### EXERCISE MATERIALS

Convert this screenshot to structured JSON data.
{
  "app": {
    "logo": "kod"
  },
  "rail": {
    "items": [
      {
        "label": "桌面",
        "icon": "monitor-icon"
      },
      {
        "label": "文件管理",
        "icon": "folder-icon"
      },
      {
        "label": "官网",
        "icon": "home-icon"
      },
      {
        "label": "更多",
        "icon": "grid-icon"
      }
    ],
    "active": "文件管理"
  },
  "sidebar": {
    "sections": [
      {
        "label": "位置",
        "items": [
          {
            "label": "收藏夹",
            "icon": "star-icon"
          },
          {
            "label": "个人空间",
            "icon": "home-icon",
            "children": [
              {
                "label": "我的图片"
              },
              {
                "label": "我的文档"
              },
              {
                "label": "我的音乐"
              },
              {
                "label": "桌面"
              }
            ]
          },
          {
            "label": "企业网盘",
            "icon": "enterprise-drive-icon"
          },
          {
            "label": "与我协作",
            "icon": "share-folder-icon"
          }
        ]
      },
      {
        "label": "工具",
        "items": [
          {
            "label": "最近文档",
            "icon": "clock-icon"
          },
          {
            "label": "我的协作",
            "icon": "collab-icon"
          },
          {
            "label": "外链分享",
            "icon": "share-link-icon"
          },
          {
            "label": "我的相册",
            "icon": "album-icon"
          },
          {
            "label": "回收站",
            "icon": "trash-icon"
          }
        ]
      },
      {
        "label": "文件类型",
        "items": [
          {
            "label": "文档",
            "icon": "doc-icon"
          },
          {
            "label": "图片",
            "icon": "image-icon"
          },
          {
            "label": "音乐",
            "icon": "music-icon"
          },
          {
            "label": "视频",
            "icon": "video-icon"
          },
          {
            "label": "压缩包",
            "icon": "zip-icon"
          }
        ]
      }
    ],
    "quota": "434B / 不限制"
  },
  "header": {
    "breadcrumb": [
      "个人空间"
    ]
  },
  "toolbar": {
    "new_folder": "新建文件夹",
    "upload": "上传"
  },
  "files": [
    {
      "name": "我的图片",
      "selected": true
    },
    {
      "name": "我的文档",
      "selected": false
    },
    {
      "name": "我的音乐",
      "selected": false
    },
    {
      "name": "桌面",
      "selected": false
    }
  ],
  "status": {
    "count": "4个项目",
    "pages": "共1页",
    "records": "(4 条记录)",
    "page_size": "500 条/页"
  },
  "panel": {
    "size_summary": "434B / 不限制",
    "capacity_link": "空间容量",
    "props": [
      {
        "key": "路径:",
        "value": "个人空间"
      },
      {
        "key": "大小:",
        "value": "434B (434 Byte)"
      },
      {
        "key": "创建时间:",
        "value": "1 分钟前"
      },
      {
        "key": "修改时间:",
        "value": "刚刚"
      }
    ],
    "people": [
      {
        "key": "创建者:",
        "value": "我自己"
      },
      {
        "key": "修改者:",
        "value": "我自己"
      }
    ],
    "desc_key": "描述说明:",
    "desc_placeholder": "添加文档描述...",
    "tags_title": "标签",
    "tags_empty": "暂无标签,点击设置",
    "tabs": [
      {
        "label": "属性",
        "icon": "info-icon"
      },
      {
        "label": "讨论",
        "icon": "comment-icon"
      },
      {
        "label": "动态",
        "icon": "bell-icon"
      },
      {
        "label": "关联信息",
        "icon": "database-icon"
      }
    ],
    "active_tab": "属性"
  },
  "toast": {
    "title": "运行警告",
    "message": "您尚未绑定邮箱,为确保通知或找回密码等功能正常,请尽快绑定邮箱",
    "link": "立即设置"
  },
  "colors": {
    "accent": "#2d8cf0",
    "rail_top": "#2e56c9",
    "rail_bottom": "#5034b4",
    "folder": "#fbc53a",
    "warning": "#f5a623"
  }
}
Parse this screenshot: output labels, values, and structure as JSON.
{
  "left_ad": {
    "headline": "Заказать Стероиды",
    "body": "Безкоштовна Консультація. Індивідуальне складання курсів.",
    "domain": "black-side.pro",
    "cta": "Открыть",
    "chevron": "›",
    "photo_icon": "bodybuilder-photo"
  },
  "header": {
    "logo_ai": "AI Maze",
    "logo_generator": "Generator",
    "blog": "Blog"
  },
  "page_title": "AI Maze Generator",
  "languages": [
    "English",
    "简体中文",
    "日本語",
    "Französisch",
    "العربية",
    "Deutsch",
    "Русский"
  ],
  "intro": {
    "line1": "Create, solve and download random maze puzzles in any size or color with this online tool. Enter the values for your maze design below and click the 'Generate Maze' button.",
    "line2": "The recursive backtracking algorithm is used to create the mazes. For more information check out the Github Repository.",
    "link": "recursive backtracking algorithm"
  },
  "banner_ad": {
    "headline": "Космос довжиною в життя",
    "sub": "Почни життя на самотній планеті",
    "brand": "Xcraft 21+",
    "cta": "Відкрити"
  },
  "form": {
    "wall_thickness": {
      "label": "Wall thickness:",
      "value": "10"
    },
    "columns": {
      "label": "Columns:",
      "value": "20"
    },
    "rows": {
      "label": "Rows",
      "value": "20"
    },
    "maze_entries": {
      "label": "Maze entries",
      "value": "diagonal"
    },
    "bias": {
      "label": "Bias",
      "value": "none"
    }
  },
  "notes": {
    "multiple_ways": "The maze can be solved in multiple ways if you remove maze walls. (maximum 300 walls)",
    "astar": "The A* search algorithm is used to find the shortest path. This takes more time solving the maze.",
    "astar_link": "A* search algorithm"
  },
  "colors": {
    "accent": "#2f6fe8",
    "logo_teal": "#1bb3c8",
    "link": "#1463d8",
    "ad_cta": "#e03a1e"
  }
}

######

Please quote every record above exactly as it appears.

=== TASK ANSWER ===
Convert this screenshot to structured JSON data.
{
  "app": {
    "logo": "kod"
  },
  "rail": {
    "items": [
      {
        "label": "桌面",
        "icon": "monitor-icon"
      },
      {
        "label": "文件管理",
        "icon": "folder-icon"
      },
      {
        "label": "官网",
        "icon": "home-icon"
      },
      {
        "label": "更多",
        "icon": "grid-icon"
      }
    ],
    "active": "文件管理"
  },
  "sidebar": {
    "sections": [
      {
        "label": "位置",
        "items": [
          {
            "label": "收藏夹",
            "icon": "star-icon"
          },
          {
            "label": "个人空间",
            "icon": "home-icon",
            "children": [
              {
                "label": "我的图片"
              },
              {
                "label": "我的文档"
              },
              {
                "label": "我的音乐"
              },
              {
                "label": "桌面"
              }
            ]
          },
          {
            "label": "企业网盘",
            "icon": "enterprise-drive-icon"
          },
          {
            "label": "与我协作",
            "icon": "share-folder-icon"
          }
        ]
      },
      {
        "label": "工具",
        "items": [
          {
            "label": "最近文档",
            "icon": "clock-icon"
          },
          {
            "label": "我的协作",
            "icon": "collab-icon"
          },
          {
            "label": "外链分享",
            "icon": "share-link-icon"
          },
          {
            "label": "我的相册",
            "icon": "album-icon"
          },
          {
            "label": "回收站",
            "icon": "trash-icon"
          }
        ]
      },
      {
        "label": "文件类型",
        "items": [
          {
            "label": "文档",
            "icon": "doc-icon"
          },
          {
            "label": "图片",
            "icon": "image-icon"
          },
          {
            "label": "音乐",
            "icon": "music-icon"
          },
          {
            "label": "视频",
            "icon": "video-icon"
          },
          {
            "label": "压缩包",
            "icon": "zip-icon"
          }
        ]
      }
    ],
    "quota": "434B / 不限制"
  },
  "header": {
    "breadcrumb": [
      "个人空间"
    ]
  },
  "toolbar": {
    "new_folder": "新建文件夹",
    "upload": "上传"
  },
  "files": [
    {
      "name": "我的图片",
      "selected": true
    },
    {
      "name": "我的文档",
      "selected": false
    },
    {
      "name": "我的音乐",
      "selected": false
    },
    {
      "name": "桌面",
      "selected": false
    }
  ],
  "status": {
    "count": "4个项目",
    "pages": "共1页",
    "records": "(4 条记录)",
    "page_size": "500 条/页"
  },
  "panel": {
    "size_summary": "434B / 不限制",
    "capacity_link": "空间容量",
    "props": [
      {
        "key": "路径:",
        "value": "个人空间"
      },
      {
        "key": "大小:",
        "value": "434B (434 Byte)"
      },
      {
        "key": "创建时间:",
        "value": "1 分钟前"
      },
      {
        "key": "修改时间:",
        "value": "刚刚"
      }
    ],
    "people": [
      {
        "key": "创建者:",
        "value": "我自己"
      },
      {
        "key": "修改者:",
        "value": "我自己"
      }
    ],
    "desc_key": "描述说明:",
    "desc_placeholder": "添加文档描述...",
    "tags_title": "标签",
    "tags_empty": "暂无标签,点击设置",
    "tabs": [
      {
        "label": "属性",
        "icon": "info-icon"
      },
      {
        "label": "讨论",
        "icon": "comment-icon"
      },
      {
        "label": "动态",
        "icon": "bell-icon"
      },
      {
        "label": "关联信息",
        "icon": "database-icon"
      }
    ],
    "active_tab": "属性"
  },
  "toast": {
    "title": "运行警告",
    "message": "您尚未绑定邮箱,为确保通知或找回密码等功能正常,请尽快绑定邮箱",
    "link": "立即设置"
  },
  "colors": {
    "accent": "#2d8cf0",
    "rail_top": "#2e56c9",
    "rail_bottom": "#5034b4",
    "folder": "#fbc53a",
    "warning": "#f5a623"
  }
}
Parse this screenshot: output labels, values, and structure as JSON.
{
  "left_ad": {
    "headline": "Заказать Стероиды",
    "body": "Безкоштовна Консультація. Індивідуальне складання курсів.",
    "domain": "black-side.pro",
    "cta": "Открыть",
    "chevron": "›",
    "photo_icon": "bodybuilder-photo"
  },
  "header": {
    "logo_ai": "AI Maze",
    "logo_generator": "Generator",
    "blog": "Blog"
  },
  "page_title": "AI Maze Generator",
  "languages": [
    "English",
    "简体中文",
    "日本語",
    "Französisch",
    "العربية",
    "Deutsch",
    "Русский"
  ],
  "intro": {
    "line1": "Create, solve and download random maze puzzles in any size or color with this online tool. Enter the values for your maze design below and click the 'Generate Maze' button.",
    "line2": "The recursive backtracking algorithm is used to create the mazes. For more information check out the Github Repository.",
    "link": "recursive backtracking algorithm"
  },
  "banner_ad": {
    "headline": "Космос довжиною в життя",
    "sub": "Почни життя на самотній планеті",
    "brand": "Xcraft 21+",
    "cta": "Відкрити"
  },
  "form": {
    "wall_thickness": {
      "label": "Wall thickness:",
      "value": "10"
    },
    "columns": {
      "label": "Columns:",
      "value": "20"
    },
    "rows": {
      "label": "Rows",
      "value": "20"
    },
    "maze_entries": {
      "label": "Maze entries",
      "value": "diagonal"
    },
    "bias": {
      "label": "Bias",
      "value": "none"
    }
  },
  "notes": {
    "multiple_ways": "The maze can be solved in multiple ways if you remove maze walls. (maximum 300 walls)",
    "astar": "The A* search algorithm is used to find the shortest path. This takes more time solving the maze.",
    "astar_link": "A* search algorithm"
  },
  "colors": {
    "accent": "#2f6fe8",
    "logo_teal": "#1bb3c8",
    "link": "#1463d8",
    "ad_cta": "#e03a1e"
  }
}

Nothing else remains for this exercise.